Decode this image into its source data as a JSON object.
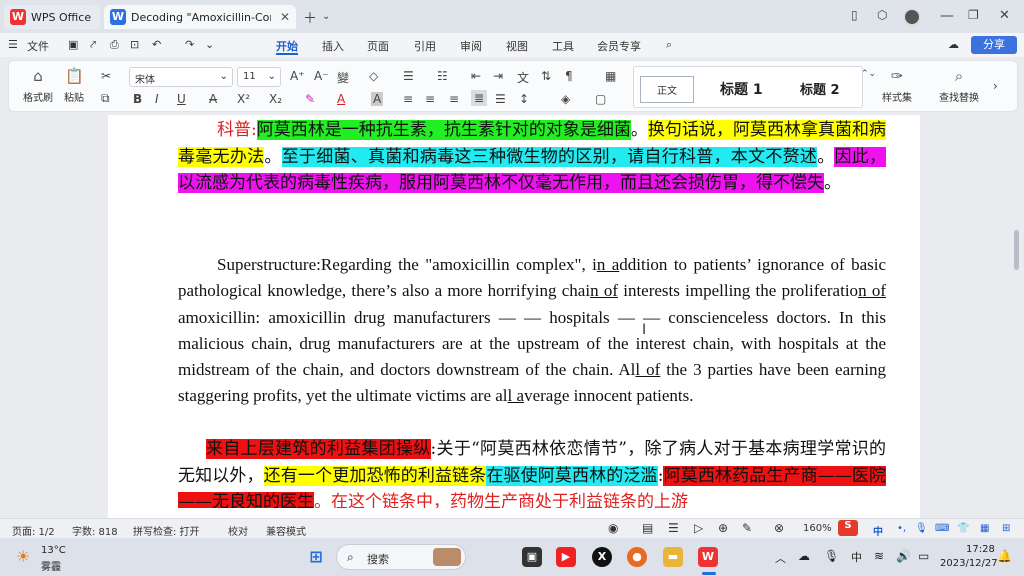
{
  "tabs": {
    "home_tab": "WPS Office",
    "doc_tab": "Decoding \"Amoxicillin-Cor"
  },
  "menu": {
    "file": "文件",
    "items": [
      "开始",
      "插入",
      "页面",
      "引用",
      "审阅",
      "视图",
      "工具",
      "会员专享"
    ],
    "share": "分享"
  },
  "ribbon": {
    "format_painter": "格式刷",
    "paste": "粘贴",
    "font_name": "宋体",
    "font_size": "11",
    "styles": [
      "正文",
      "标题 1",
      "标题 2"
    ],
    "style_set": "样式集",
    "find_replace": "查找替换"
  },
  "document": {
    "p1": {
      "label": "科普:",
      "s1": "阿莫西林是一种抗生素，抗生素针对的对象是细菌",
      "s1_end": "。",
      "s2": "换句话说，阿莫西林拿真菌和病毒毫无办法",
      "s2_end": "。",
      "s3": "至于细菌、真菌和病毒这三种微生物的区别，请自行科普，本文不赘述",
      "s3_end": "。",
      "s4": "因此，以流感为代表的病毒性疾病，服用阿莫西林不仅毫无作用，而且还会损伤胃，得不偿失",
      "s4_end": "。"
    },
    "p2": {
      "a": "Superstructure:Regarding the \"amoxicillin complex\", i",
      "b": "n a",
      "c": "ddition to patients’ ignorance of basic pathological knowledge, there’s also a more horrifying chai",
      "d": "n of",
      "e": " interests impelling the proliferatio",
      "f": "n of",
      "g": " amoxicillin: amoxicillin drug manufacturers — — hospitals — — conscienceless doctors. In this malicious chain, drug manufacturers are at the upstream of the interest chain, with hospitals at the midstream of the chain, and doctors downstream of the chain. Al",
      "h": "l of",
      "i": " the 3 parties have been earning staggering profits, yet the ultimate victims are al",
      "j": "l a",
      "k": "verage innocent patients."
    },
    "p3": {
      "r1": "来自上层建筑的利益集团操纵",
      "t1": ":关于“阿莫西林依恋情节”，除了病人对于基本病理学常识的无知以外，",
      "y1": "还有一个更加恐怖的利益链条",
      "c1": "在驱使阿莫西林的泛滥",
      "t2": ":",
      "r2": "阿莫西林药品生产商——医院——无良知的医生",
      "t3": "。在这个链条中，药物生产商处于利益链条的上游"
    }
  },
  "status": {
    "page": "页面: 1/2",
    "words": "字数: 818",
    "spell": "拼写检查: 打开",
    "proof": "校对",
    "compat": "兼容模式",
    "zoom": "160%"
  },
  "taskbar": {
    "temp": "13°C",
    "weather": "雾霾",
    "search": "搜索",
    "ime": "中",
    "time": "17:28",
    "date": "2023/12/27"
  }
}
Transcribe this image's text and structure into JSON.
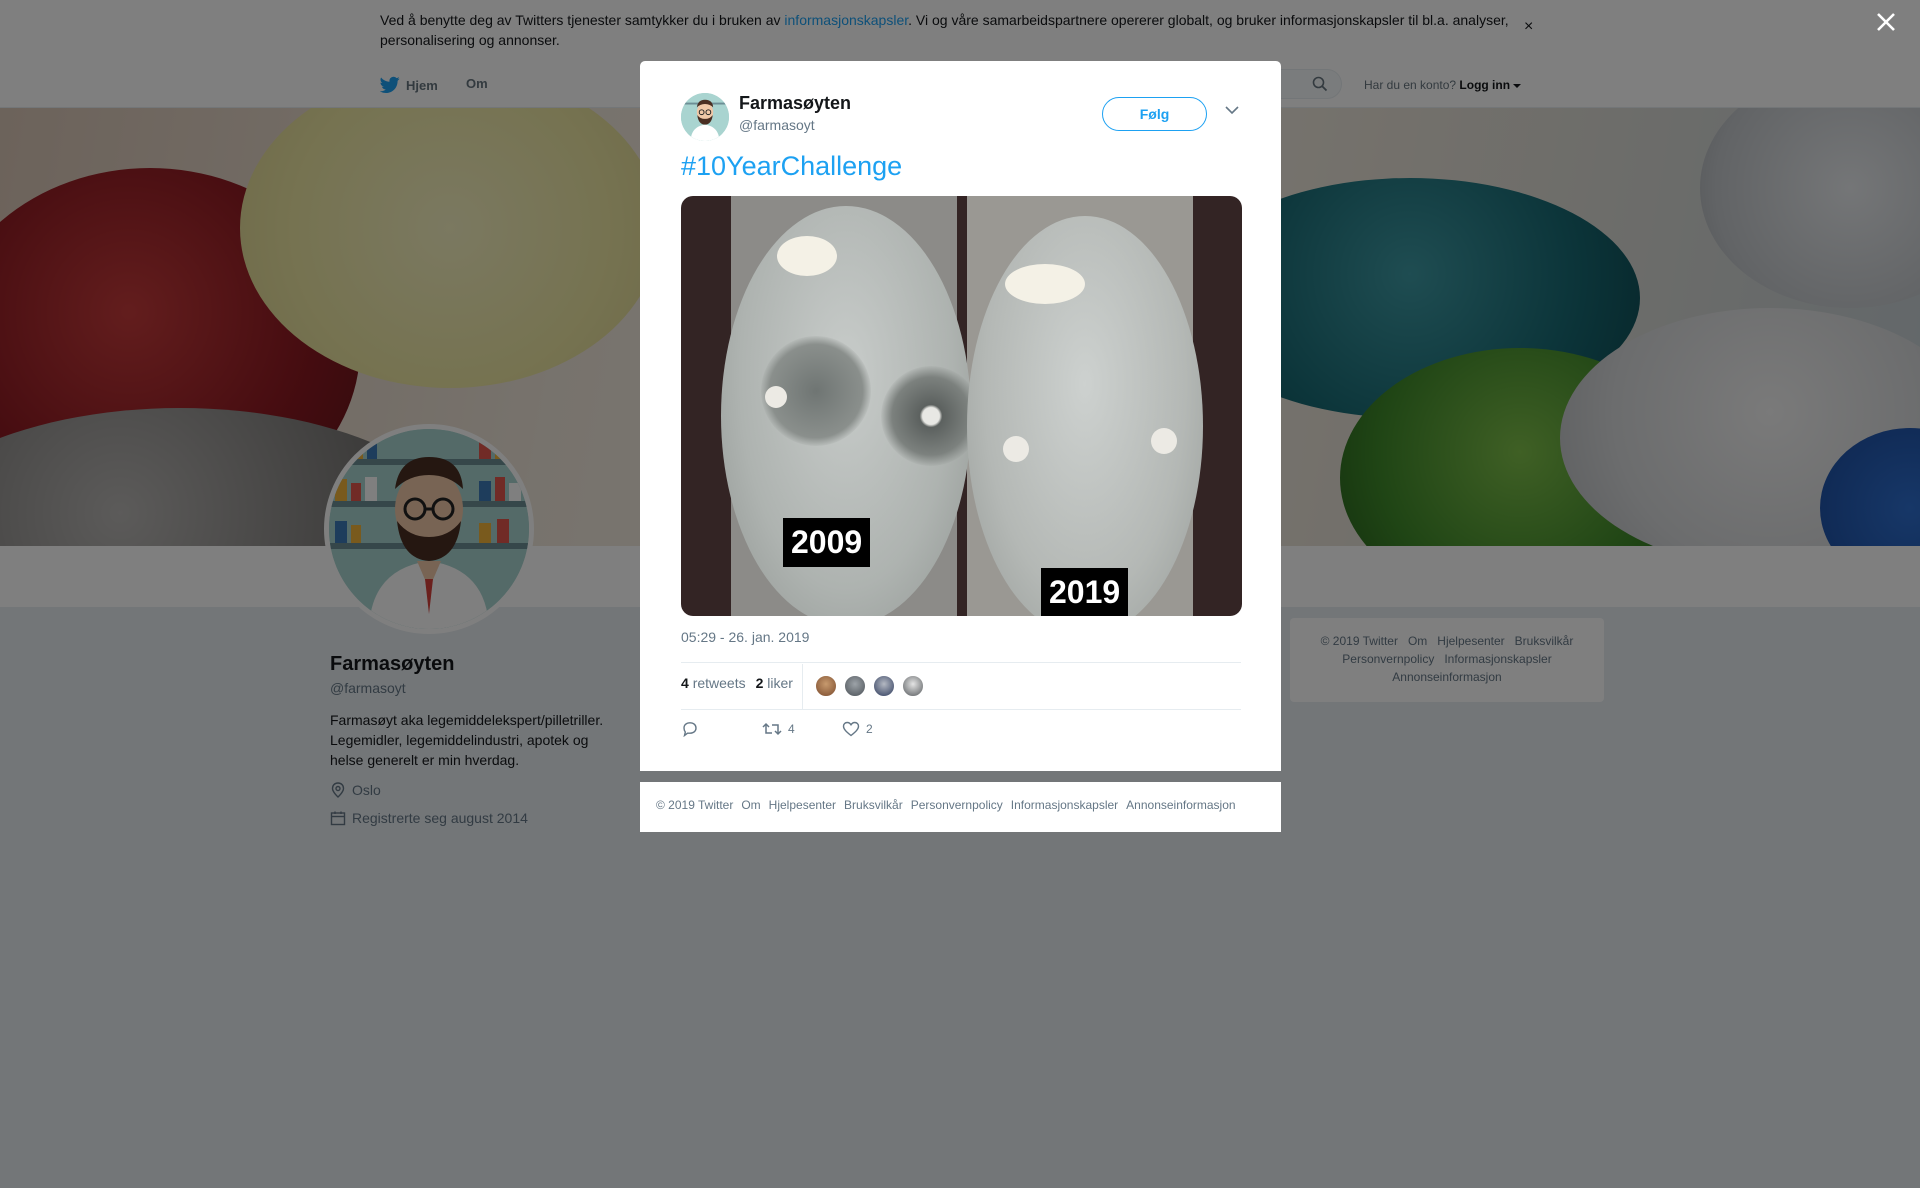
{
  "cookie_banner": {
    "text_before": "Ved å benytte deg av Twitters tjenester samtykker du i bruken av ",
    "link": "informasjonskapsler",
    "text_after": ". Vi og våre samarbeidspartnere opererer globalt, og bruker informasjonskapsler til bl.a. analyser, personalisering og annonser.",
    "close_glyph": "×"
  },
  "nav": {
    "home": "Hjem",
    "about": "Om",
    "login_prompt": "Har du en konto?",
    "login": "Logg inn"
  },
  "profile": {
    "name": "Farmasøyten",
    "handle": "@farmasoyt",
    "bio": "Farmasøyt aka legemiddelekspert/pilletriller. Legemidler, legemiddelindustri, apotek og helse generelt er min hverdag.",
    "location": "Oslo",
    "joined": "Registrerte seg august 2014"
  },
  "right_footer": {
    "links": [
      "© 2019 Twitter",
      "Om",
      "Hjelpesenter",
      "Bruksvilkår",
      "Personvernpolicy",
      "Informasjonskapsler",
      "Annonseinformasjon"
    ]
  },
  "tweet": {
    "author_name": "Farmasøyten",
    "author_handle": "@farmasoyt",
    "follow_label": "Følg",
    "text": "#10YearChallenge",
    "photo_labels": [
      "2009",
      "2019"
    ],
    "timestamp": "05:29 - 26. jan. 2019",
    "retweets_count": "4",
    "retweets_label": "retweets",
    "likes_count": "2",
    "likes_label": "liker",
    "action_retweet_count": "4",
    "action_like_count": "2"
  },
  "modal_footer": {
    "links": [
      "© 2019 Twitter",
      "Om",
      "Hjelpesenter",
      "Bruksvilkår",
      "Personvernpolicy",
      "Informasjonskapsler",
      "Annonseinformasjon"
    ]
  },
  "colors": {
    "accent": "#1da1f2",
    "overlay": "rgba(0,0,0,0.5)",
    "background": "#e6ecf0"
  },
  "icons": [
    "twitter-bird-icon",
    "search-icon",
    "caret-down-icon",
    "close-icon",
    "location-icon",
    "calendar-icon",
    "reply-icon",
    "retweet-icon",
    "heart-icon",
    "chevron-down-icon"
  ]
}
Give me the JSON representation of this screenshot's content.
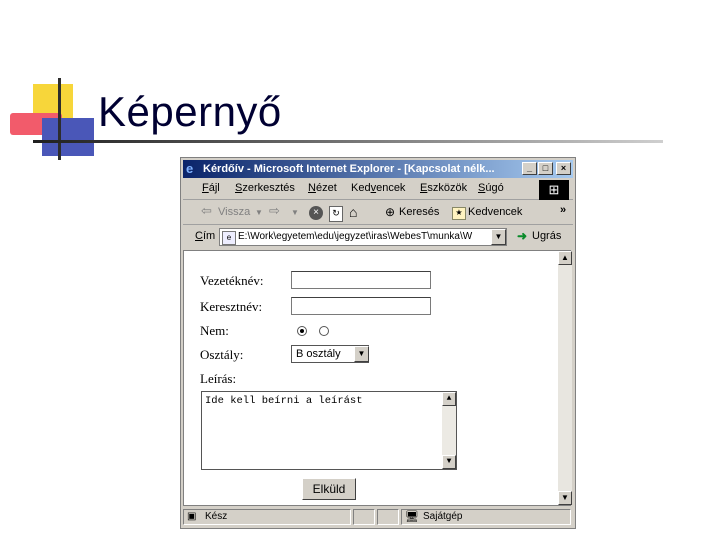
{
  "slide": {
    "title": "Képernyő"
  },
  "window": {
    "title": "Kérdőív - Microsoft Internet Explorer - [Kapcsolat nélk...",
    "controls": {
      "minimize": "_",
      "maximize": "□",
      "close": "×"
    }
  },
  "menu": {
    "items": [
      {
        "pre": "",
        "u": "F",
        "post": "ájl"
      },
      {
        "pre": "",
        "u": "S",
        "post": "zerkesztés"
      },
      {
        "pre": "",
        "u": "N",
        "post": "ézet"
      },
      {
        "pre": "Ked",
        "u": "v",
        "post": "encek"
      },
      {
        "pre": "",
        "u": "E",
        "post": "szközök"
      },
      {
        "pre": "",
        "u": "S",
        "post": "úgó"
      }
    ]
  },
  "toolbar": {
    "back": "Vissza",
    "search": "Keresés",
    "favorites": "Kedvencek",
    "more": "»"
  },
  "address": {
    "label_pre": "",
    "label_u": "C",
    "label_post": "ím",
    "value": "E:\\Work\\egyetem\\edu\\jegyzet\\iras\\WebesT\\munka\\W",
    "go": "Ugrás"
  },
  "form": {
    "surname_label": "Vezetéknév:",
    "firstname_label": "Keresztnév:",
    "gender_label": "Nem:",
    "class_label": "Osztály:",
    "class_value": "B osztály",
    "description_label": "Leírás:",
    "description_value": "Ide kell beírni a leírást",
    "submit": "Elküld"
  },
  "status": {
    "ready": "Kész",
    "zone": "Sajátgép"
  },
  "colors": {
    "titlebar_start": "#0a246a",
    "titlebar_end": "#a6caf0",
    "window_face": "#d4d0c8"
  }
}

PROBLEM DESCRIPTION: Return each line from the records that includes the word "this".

ANSWER SPACE:
Decode this image into its source data as a JSON object.
      "g": " amoxicillin: amoxicillin drug manufacturers — — hospitals — — conscienceless doctors. In this malicious chain, drug manufacturers are at the upstream of the interest chain, with hospitals at the midstream of the chain, and doctors downstream of the chain. Al",
Transcribe this image's text and structure into JSON.
Give me the JSON representation of this screenshot's content.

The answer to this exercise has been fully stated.